§ Prompt
Retype each entry below precisely as it reads.

Data about app and page elements
#####
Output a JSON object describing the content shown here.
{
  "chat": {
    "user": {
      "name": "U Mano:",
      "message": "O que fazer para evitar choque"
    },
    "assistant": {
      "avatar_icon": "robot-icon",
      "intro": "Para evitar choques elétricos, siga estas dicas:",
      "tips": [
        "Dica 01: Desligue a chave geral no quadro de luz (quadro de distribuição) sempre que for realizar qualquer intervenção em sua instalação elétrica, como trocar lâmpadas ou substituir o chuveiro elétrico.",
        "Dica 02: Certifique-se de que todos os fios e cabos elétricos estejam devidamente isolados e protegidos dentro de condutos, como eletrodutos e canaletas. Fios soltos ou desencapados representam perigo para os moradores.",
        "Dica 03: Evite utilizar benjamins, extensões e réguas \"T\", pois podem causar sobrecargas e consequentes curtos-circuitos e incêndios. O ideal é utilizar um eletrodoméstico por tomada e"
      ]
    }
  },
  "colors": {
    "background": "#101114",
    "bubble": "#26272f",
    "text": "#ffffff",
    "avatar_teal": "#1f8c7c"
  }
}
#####
§ Written response
Output a JSON object describing the content shown here.
{
  "chat": {
    "user": {
      "name": "U Mano:",
      "message": "O que fazer para evitar choque"
    },
    "assistant": {
      "avatar_icon": "robot-icon",
      "intro": "Para evitar choques elétricos, siga estas dicas:",
      "tips": [
        "Dica 01: Desligue a chave geral no quadro de luz (quadro de distribuição) sempre que for realizar qualquer intervenção em sua instalação elétrica, como trocar lâmpadas ou substituir o chuveiro elétrico.",
        "Dica 02: Certifique-se de que todos os fios e cabos elétricos estejam devidamente isolados e protegidos dentro de condutos, como eletrodutos e canaletas. Fios soltos ou desencapados representam perigo para os moradores.",
        "Dica 03: Evite utilizar benjamins, extensões e réguas \"T\", pois podem causar sobrecargas e consequentes curtos-circuitos e incêndios. O ideal é utilizar um eletrodoméstico por tomada e"
      ]
    }
  },
  "colors": {
    "background": "#101114",
    "bubble": "#26272f",
    "text": "#ffffff",
    "avatar_teal": "#1f8c7c"
  }
}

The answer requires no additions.